The problem — Reproduce each record below in full, word for word, without images.

Page and application data records —

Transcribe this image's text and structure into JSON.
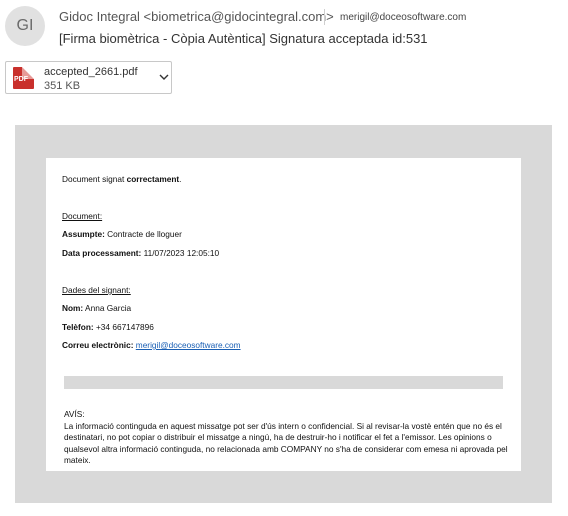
{
  "header": {
    "avatar_initials": "GI",
    "from": "Gidoc Integral <biometrica@gidocintegral.com>",
    "to": "merigil@doceosoftware.com",
    "subject": "[Firma biomètrica - Còpia Autèntica] Signatura acceptada id:531"
  },
  "attachment": {
    "icon": "pdf-icon",
    "icon_text": "PDF",
    "name": "accepted_2661.pdf",
    "size": "351 KB"
  },
  "body": {
    "intro_prefix": "Document signat ",
    "intro_bold": "correctament",
    "intro_suffix": ".",
    "document_heading": "Document:",
    "subject_label": "Assumpte:",
    "subject_value": " Contracte de lloguer",
    "processed_label": "Data processament:",
    "processed_value": " 11/07/2023 12:05:10",
    "signer_heading": "Dades del signant:",
    "name_label": "Nom:",
    "name_value": " Anna Garcia",
    "phone_label": "Telèfon:",
    "phone_value": " +34 667147896",
    "email_label": "Correu electrònic:",
    "email_value": "merigil@doceosoftware.com",
    "notice_title": "AVÍS:",
    "notice_text": "La informació continguda en aquest missatge pot ser d'ús intern o confidencial. Si al revisar-la vostè entén que no és el destinatari, no pot copiar o distribuir el missatge a ningú, ha de destruir-ho i notificar el fet a l'emissor. Les opinions o qualsevol altra informació continguda, no relacionada amb COMPANY no s'ha de considerar com emesa ni aprovada pel mateix."
  }
}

Your response —
Transcribe this image's text and structure into JSON.
{
  "header": {
    "avatar_initials": "GI",
    "from": "Gidoc Integral <biometrica@gidocintegral.com>",
    "to": "merigil@doceosoftware.com",
    "subject": "[Firma biomètrica - Còpia Autèntica] Signatura acceptada id:531"
  },
  "attachment": {
    "icon": "pdf-icon",
    "icon_text": "PDF",
    "name": "accepted_2661.pdf",
    "size": "351 KB"
  },
  "body": {
    "intro_prefix": "Document signat ",
    "intro_bold": "correctament",
    "intro_suffix": ".",
    "document_heading": "Document:",
    "subject_label": "Assumpte:",
    "subject_value": " Contracte de lloguer",
    "processed_label": "Data processament:",
    "processed_value": " 11/07/2023 12:05:10",
    "signer_heading": "Dades del signant:",
    "name_label": "Nom:",
    "name_value": " Anna Garcia",
    "phone_label": "Telèfon:",
    "phone_value": " +34 667147896",
    "email_label": "Correu electrònic:",
    "email_value": "merigil@doceosoftware.com",
    "notice_title": "AVÍS:",
    "notice_text": "La informació continguda en aquest missatge pot ser d'ús intern o confidencial. Si al revisar-la vostè entén que no és el destinatari, no pot copiar o distribuir el missatge a ningú, ha de destruir-ho i notificar el fet a l'emissor. Les opinions o qualsevol altra informació continguda, no relacionada amb COMPANY no s'ha de considerar com emesa ni aprovada pel mateix."
  }
}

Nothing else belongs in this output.